They write from Spain to Brussels that the Cardinal Infant wishes to leave Milan as soon as possible, and he himself writes to precisely the same effect to Flanders, promising to employ all those who served the late Infanta.
They do not like here the permission granted by the emperor to Denmark to levy tolls on the Elbe for a certain time. The Ambassador Anstruther is working hard to find some compromise over this for the English and Hamburgers as well.
After a very long delay three despatches from Italy have arrived in the present week, and with them those of the Senate of the 16th, 23rd and 30th ult. The new ambassador Carr is getting ready with the better will because the physicians make him believe that a change of climate and that of Venice in particular will be very beneficial for some complaint from which he suffers. I will not forget in due time to perform the offices proper to preserve a friendly union between the king here and the United Provinces of Holland.
London, the 27th January, 1633. M.V.
[Italian ; the part in italics deciphered.]
Jan. 30.
Senato, Secreta. Dispacci. Signori Stati. Venetian Archives.
246. Alvise Contarini, Venetian Ambassador in the Netherlands, to the Doge and Senate.
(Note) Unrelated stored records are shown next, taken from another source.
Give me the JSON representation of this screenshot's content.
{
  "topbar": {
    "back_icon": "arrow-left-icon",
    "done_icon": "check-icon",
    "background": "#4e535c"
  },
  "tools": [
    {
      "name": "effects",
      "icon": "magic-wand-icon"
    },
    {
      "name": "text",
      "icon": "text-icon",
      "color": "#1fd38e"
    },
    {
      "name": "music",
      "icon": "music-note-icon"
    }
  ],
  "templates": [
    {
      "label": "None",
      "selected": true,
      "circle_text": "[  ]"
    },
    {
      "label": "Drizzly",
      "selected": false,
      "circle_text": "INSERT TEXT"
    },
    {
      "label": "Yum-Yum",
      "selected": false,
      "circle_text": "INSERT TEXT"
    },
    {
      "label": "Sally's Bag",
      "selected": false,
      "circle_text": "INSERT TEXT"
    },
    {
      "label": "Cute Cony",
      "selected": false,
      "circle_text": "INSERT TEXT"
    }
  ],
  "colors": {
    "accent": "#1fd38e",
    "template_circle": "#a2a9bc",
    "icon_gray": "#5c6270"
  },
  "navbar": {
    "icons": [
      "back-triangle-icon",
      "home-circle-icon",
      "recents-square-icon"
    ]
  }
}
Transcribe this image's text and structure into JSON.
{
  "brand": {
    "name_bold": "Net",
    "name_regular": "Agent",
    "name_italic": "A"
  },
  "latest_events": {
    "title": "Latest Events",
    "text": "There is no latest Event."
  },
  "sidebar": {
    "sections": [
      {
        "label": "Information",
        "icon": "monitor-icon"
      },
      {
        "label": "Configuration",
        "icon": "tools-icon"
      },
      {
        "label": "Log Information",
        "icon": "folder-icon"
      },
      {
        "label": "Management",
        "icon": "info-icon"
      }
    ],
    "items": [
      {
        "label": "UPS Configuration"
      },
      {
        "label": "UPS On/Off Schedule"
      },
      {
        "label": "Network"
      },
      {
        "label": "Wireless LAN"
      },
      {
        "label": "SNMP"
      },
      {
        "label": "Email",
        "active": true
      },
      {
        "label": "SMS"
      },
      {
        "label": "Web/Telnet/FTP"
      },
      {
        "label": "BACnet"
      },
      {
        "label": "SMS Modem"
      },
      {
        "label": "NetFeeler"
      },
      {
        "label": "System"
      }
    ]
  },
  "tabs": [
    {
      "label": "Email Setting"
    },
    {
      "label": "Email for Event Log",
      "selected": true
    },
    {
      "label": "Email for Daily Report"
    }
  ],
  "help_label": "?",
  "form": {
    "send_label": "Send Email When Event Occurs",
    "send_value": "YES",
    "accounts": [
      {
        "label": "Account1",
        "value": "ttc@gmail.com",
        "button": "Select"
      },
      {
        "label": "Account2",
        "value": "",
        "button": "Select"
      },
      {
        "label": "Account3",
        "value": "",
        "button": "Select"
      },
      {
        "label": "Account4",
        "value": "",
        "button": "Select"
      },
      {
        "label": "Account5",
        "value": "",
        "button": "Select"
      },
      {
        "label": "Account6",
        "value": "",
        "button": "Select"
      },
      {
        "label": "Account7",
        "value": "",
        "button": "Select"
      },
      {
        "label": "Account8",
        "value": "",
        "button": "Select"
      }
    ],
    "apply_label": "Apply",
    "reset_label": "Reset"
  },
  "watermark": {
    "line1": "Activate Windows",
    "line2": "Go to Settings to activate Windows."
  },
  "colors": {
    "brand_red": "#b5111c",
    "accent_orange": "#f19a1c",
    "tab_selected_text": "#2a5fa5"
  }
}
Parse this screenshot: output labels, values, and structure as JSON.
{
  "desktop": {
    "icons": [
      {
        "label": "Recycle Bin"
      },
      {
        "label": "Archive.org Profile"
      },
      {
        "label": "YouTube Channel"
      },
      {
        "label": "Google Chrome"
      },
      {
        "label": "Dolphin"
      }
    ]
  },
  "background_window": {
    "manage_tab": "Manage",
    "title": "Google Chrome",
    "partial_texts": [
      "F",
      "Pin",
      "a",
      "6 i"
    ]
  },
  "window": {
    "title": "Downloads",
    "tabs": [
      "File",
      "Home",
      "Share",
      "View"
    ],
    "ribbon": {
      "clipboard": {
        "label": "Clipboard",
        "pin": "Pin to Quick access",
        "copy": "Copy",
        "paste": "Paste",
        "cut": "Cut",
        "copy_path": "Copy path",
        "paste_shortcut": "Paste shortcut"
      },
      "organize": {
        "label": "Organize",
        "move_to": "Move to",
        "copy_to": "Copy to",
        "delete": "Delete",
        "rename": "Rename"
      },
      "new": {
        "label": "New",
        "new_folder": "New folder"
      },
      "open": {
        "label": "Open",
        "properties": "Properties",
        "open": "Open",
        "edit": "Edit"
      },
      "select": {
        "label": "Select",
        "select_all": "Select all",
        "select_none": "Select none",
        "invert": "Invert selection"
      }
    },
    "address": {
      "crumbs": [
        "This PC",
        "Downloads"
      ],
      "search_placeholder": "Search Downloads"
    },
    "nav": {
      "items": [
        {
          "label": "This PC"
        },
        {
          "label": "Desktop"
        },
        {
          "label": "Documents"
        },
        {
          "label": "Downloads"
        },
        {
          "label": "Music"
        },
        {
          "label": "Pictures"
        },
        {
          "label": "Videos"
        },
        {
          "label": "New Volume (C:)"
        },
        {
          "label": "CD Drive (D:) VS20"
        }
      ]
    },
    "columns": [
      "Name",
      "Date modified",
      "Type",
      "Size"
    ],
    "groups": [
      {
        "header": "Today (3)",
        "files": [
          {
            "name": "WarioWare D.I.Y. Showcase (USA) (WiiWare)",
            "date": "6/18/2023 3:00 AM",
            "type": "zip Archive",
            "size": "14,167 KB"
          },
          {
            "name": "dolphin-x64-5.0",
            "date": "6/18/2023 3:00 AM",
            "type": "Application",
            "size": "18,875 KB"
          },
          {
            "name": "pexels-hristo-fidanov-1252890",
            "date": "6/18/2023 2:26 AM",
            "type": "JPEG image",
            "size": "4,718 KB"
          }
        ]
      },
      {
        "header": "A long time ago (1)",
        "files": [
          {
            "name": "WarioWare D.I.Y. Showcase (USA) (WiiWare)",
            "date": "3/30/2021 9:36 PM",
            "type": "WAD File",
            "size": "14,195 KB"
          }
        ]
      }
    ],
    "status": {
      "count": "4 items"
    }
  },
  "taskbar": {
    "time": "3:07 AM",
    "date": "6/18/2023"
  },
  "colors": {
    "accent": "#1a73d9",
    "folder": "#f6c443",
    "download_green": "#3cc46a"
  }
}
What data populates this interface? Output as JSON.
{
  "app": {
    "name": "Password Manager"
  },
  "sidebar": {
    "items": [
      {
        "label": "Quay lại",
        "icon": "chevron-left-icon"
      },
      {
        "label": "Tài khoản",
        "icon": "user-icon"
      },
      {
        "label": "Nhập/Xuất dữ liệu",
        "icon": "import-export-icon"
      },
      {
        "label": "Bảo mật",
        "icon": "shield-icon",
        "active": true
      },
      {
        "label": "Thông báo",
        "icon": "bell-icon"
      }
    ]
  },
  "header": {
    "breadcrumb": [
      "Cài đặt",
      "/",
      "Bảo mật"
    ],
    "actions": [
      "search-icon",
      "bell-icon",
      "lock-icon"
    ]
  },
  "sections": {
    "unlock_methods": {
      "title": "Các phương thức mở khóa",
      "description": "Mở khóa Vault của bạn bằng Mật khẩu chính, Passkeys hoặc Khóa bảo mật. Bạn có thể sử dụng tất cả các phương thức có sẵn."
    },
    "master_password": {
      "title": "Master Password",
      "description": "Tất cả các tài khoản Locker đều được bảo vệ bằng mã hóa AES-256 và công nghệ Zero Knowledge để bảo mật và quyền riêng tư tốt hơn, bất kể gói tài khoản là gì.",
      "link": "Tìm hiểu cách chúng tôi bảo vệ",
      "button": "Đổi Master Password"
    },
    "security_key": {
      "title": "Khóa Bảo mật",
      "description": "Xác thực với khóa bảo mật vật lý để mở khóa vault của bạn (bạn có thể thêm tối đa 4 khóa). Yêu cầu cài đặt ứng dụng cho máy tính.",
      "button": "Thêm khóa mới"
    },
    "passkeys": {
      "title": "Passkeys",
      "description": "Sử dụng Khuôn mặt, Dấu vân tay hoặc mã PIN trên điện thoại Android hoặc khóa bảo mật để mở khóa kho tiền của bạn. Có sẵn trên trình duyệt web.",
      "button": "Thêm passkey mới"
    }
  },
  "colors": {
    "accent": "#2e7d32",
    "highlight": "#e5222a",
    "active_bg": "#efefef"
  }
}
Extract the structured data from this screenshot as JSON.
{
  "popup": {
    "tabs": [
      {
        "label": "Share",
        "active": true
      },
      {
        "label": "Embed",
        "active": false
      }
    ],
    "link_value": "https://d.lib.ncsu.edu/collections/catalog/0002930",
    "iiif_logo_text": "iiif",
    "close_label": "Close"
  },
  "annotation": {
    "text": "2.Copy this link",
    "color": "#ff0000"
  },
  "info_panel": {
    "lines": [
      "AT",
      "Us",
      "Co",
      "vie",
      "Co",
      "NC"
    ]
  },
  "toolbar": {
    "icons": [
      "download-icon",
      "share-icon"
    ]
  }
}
The news from England that the king had forbidden other ships than his own to take goods to these Provinces has not been verified, although the order has been renewed that none but English may bring cloth. Here they say that the more they try to preserve friendship with that crown the more difficulties they encounter, because when they have yielded and given satisfaction in one thing, another demand is made, and so it is necessary for them to show their teeth sometimes in order that they may not be trodden upon. I tried to persuade my informant that it was necessary to treat with mildness, to avoid a rupture with neighbouring and friendly princes, which would only be helping the Spaniards, who desire nothing better than to see them at blows.
The Hague, the 30th January, 1633 [M.V.]
Jan 31.
Senato, Secreta. Deliberazioni. Rettori. Venetian Archives.
247. To the Inquisitor Basadonna in the Fleet.
Upon the two enclosed petitions of John Hobson, English merchant, as we propose to accept his offer to give a proper security for the sum in question we direct you to receive and keep him secure on his arrival without subjecting him to the ban, to make enquiry about his allegations and do all that justice requires. You will punish the guilty or caluminators in a proper manner.
That the Presidents for the raising of public money, in conformity with the representations of John Hobson, shall receive pledges from him for 4400 reals, which with 2000 reals already paid for his sentence make up the 6400 reals offered as a pledge in his petition. That Hobson be informed of this decision so that he may present the pledges within ten days, and within twenty days submit himself to the Inquisitor Basadonna, and that his process be restored to him to use as he sees fit.
Ayes, 95. Noes, 1. Neutral, 6.
On the 3rd February.
The said papers were consigned to Hobson.


  • 1. The Masque was performed at Court on the 14th Feb. by the gentlemen of the Inns of Court, and repeated on the 23rd after a Supper at which the Lord Mayor entertained the King and Queen at Merchant Taylors Hall. Cal. S.P. Dom. 1633-4, page 464.
  • 2. Udenheim the original name of Philipsburg.